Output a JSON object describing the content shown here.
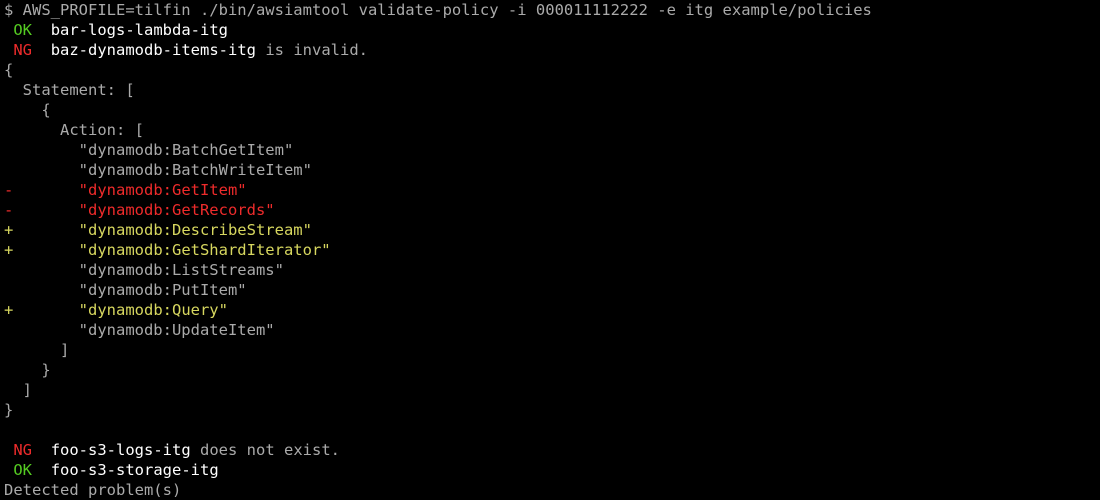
{
  "command": {
    "prompt": "$ ",
    "line": "AWS_PROFILE=tilfin ./bin/awsiamtool validate-policy -i 000011112222 -e itg example/policies"
  },
  "results": {
    "r1": {
      "status": "OK",
      "name": "bar-logs-lambda-itg",
      "msg": ""
    },
    "r2": {
      "status": "NG",
      "name": "baz-dynamodb-items-itg",
      "msg": "is invalid."
    },
    "r3": {
      "status": "NG",
      "name": "foo-s3-logs-itg",
      "msg": "does not exist."
    },
    "r4": {
      "status": "OK",
      "name": "foo-s3-storage-itg",
      "msg": ""
    }
  },
  "json_block": {
    "open_brace": "{",
    "stmt_open": "  Statement: [",
    "obj_open": "    {",
    "action_open": "      Action: [",
    "a1": "        \"dynamodb:BatchGetItem\"",
    "a2": "        \"dynamodb:BatchWriteItem\"",
    "a3_sign": "-",
    "a3": "       \"dynamodb:GetItem\"",
    "a4_sign": "-",
    "a4": "       \"dynamodb:GetRecords\"",
    "a5_sign": "+",
    "a5": "       \"dynamodb:DescribeStream\"",
    "a6_sign": "+",
    "a6": "       \"dynamodb:GetShardIterator\"",
    "a7": "        \"dynamodb:ListStreams\"",
    "a8": "        \"dynamodb:PutItem\"",
    "a9_sign": "+",
    "a9": "       \"dynamodb:Query\"",
    "a10": "        \"dynamodb:UpdateItem\"",
    "action_close": "      ]",
    "obj_close": "    }",
    "stmt_close": "  ]",
    "close_brace": "}"
  },
  "footer": "Detected problem(s)"
}
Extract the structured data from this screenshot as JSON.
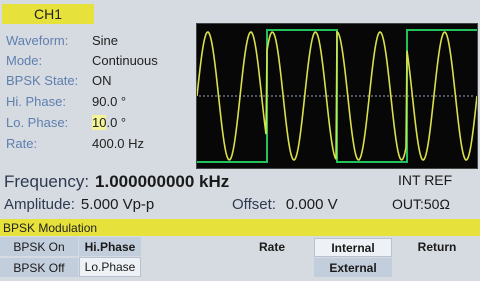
{
  "channel": {
    "label": "CH1"
  },
  "params": [
    {
      "label": "Waveform:",
      "value": "Sine"
    },
    {
      "label": "Mode:",
      "value": "Continuous"
    },
    {
      "label": "BPSK State:",
      "value": "ON"
    },
    {
      "label": "Hi. Phase:",
      "value": "90.0 °"
    },
    {
      "label": "Lo. Phase:",
      "value_edit": "10",
      "value_rest": ".0 °"
    },
    {
      "label": "Rate:",
      "value": "400.0 Hz"
    }
  ],
  "frequency": {
    "label": "Frequency:",
    "value": "1.000000000 kHz"
  },
  "amplitude": {
    "label": "Amplitude:",
    "value": "5.000 Vp-p"
  },
  "offset": {
    "label": "Offset:",
    "value": "0.000 V"
  },
  "reference": "INT REF",
  "output": "OUT:50Ω",
  "menu": {
    "title": "BPSK Modulation",
    "bpsk_on": "BPSK On",
    "bpsk_off": "BPSK Off",
    "hi_phase": "Hi.Phase",
    "lo_phase": "Lo.Phase",
    "rate": "Rate",
    "internal": "Internal",
    "external": "External",
    "return": "Return"
  },
  "colors": {
    "accent": "#e7e23b",
    "background": "#d6dbe2",
    "label": "#5f7fae",
    "trace_sine": "#d8e04a",
    "trace_square": "#22c25a"
  },
  "waveform": {
    "sine_cycles": 6.5,
    "square_cycles": 2,
    "phase_shift_deg": 180
  }
}
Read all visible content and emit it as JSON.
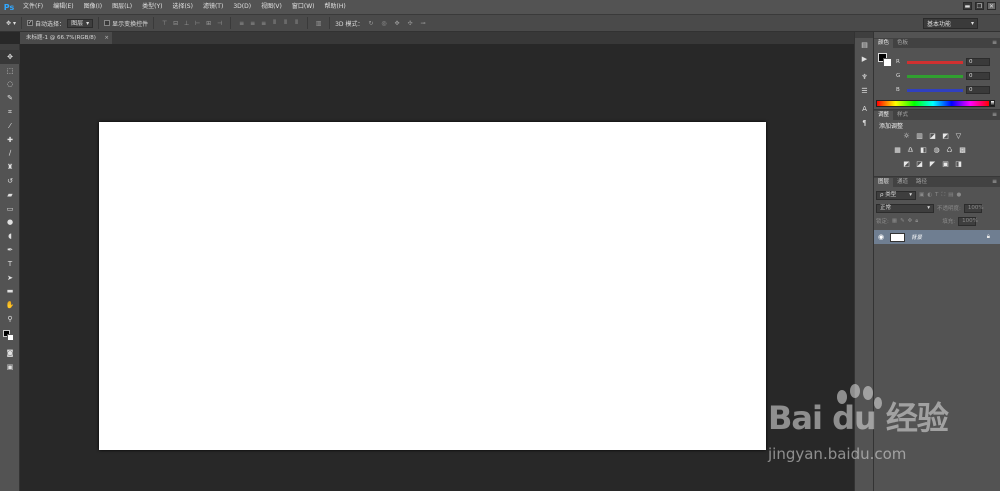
{
  "app": {
    "logo": "Ps"
  },
  "menu": [
    "文件(F)",
    "编辑(E)",
    "图像(I)",
    "图层(L)",
    "类型(Y)",
    "选择(S)",
    "滤镜(T)",
    "3D(D)",
    "视图(V)",
    "窗口(W)",
    "帮助(H)"
  ],
  "window_controls": {
    "minimize": "▬",
    "restore": "❐",
    "close": "✕"
  },
  "options": {
    "auto_select_label": "自动选择：",
    "auto_select_value": "图层",
    "show_transform_label": "显示变换控件",
    "mode_3d_label": "3D 模式：",
    "workspace": "基本功能"
  },
  "document_tab": {
    "title": "未标题-1 @ 66.7%(RGB/8)",
    "close": "×"
  },
  "tools": [
    {
      "name": "move-tool-icon",
      "glyph": "✥"
    },
    {
      "name": "marquee-tool-icon",
      "glyph": "⬚"
    },
    {
      "name": "lasso-tool-icon",
      "glyph": "◌"
    },
    {
      "name": "quick-select-tool-icon",
      "glyph": "✎"
    },
    {
      "name": "crop-tool-icon",
      "glyph": "⌗"
    },
    {
      "name": "eyedropper-tool-icon",
      "glyph": "⁄"
    },
    {
      "name": "healing-brush-tool-icon",
      "glyph": "✚"
    },
    {
      "name": "brush-tool-icon",
      "glyph": "∕"
    },
    {
      "name": "clone-stamp-tool-icon",
      "glyph": "♜"
    },
    {
      "name": "history-brush-tool-icon",
      "glyph": "↺"
    },
    {
      "name": "eraser-tool-icon",
      "glyph": "▰"
    },
    {
      "name": "gradient-tool-icon",
      "glyph": "▭"
    },
    {
      "name": "blur-tool-icon",
      "glyph": "●"
    },
    {
      "name": "dodge-tool-icon",
      "glyph": "◖"
    },
    {
      "name": "pen-tool-icon",
      "glyph": "✒"
    },
    {
      "name": "type-tool-icon",
      "glyph": "T"
    },
    {
      "name": "path-select-tool-icon",
      "glyph": "➤"
    },
    {
      "name": "shape-tool-icon",
      "glyph": "▬"
    },
    {
      "name": "hand-tool-icon",
      "glyph": "✋"
    },
    {
      "name": "zoom-tool-icon",
      "glyph": "⚲"
    }
  ],
  "dock_icons": [
    {
      "name": "history-panel-icon",
      "glyph": "▤"
    },
    {
      "name": "actions-panel-icon",
      "glyph": "▶"
    },
    {
      "name": "brush-panel-icon",
      "glyph": "♆"
    },
    {
      "name": "properties-panel-icon",
      "glyph": "☰"
    },
    {
      "name": "character-panel-icon",
      "glyph": "A"
    },
    {
      "name": "paragraph-panel-icon",
      "glyph": "¶"
    }
  ],
  "color_panel": {
    "tabs": [
      "颜色",
      "色板"
    ],
    "sliders": [
      {
        "label": "R",
        "value": "0",
        "color": "#d03030"
      },
      {
        "label": "G",
        "value": "0",
        "color": "#30a030"
      },
      {
        "label": "B",
        "value": "0",
        "color": "#3040c0"
      }
    ]
  },
  "adjustments_panel": {
    "tabs": [
      "调整",
      "样式"
    ],
    "title": "添加调整",
    "rows": [
      [
        "☼",
        "▥",
        "◪",
        "◩",
        "▽"
      ],
      [
        "▦",
        "♎",
        "◧",
        "◍",
        "♺",
        "▩"
      ],
      [
        "◩",
        "◪",
        "◤",
        "▣",
        "◨"
      ]
    ]
  },
  "layers_panel": {
    "tabs": [
      "图层",
      "通道",
      "路径"
    ],
    "filter_label": "ρ 类型",
    "blend_mode": "正常",
    "opacity_label": "不透明度:",
    "opacity_value": "100%",
    "lock_label": "锁定:",
    "fill_label": "填充:",
    "fill_value": "100%",
    "layers": [
      {
        "name": "背景",
        "visible": true,
        "locked": true
      }
    ]
  },
  "watermark": {
    "logo": "Bai du 经验",
    "url": "jingyan.baidu.com"
  }
}
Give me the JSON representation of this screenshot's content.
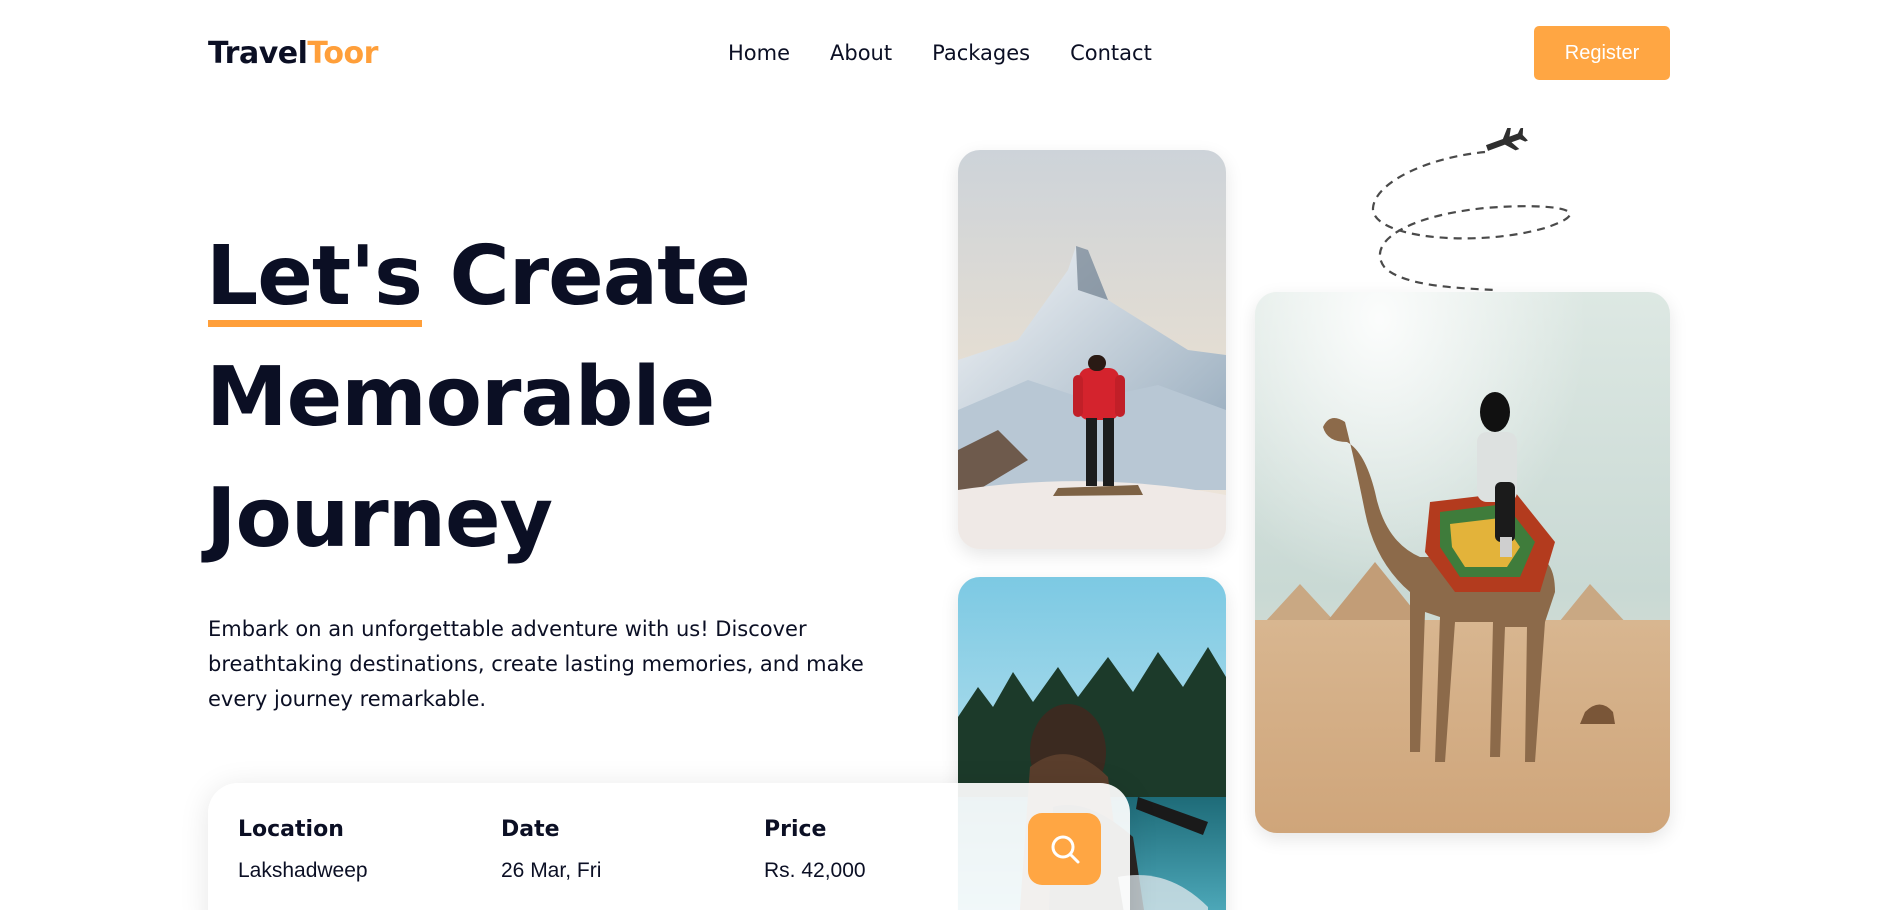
{
  "brand": {
    "part1": "Travel",
    "part2": "Toor"
  },
  "nav": {
    "items": [
      "Home",
      "About",
      "Packages",
      "Contact"
    ]
  },
  "header": {
    "register_label": "Register"
  },
  "hero": {
    "headline_part1": "Let's",
    "headline_part2": " Create",
    "headline_line2": "Memorable",
    "headline_line3": "Journey",
    "description": "Embark on an unforgettable adventure with us! Discover breathtaking destinations, create lasting memories, and make every journey remarkable."
  },
  "search": {
    "location_label": "Location",
    "location_value": "Lakshadweep",
    "date_label": "Date",
    "date_value": "26 Mar, Fri",
    "price_label": "Price",
    "price_value": "Rs. 42,000"
  },
  "icons": {
    "search": "search-icon",
    "airplane": "airplane-icon"
  },
  "colors": {
    "accent": "#ffa643",
    "text": "#0b0f24"
  }
}
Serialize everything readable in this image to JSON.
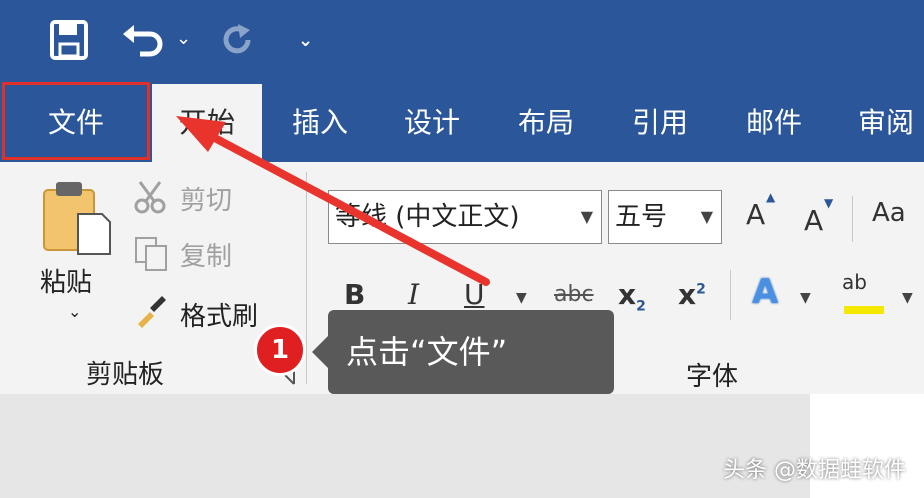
{
  "quick_access": {
    "save_icon": "save-icon",
    "undo_icon": "undo-icon",
    "undo_dropdown": "⌄",
    "redo_icon": "redo-icon",
    "customize": "⌄"
  },
  "tabs": [
    {
      "label": "文件"
    },
    {
      "label": "开始"
    },
    {
      "label": "插入"
    },
    {
      "label": "设计"
    },
    {
      "label": "布局"
    },
    {
      "label": "引用"
    },
    {
      "label": "邮件"
    },
    {
      "label": "审阅"
    }
  ],
  "clipboard": {
    "paste_label": "粘贴",
    "paste_dropdown": "⌄",
    "cut_label": "剪切",
    "copy_label": "复制",
    "format_painter_label": "格式刷",
    "group_label": "剪贴板"
  },
  "font": {
    "font_name": "等线 (中文正文)",
    "font_size": "五号",
    "grow_label": "A",
    "shrink_label": "A",
    "case_label": "Aa",
    "bold": "B",
    "italic": "I",
    "underline": "U",
    "strike": "abc",
    "subscript": "x",
    "subscript_mark": "2",
    "superscript": "x",
    "superscript_mark": "2",
    "effects_label": "A",
    "highlight_label": "ab",
    "group_label": "字体"
  },
  "annotation": {
    "badge": "1",
    "tooltip": "点击“文件”"
  },
  "watermark": "头条 @数据蛙软件",
  "colors": {
    "title_bar": "#2b579a",
    "highlight_box": "#e0302a",
    "arrow": "#e8342c",
    "tooltip_bg": "#595959",
    "badge_bg": "#e02020"
  }
}
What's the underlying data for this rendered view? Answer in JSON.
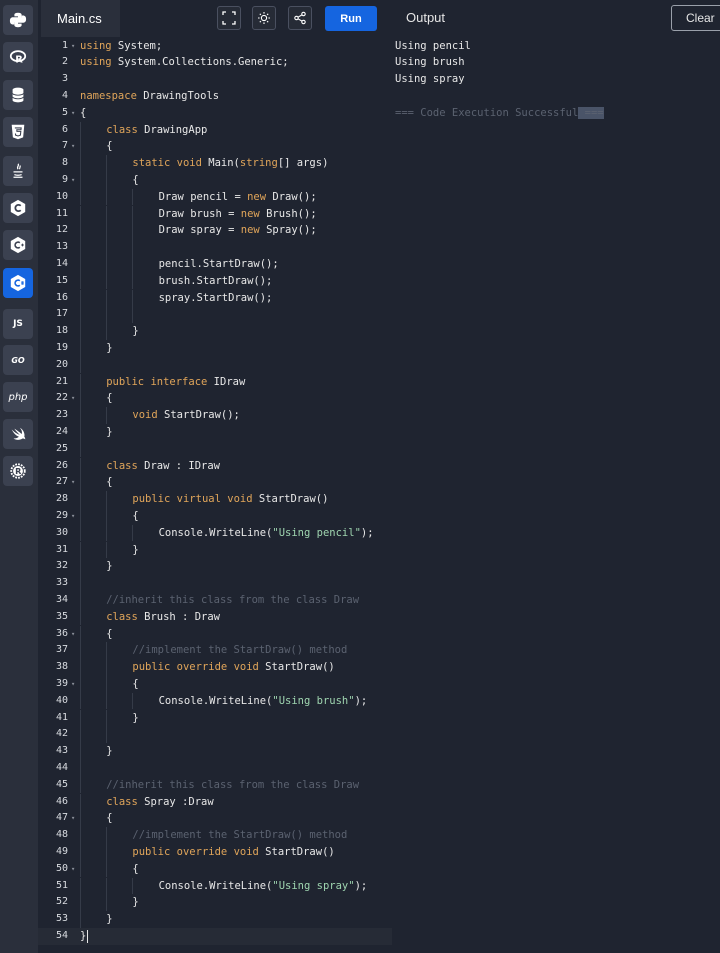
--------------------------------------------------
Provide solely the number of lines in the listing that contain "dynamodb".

11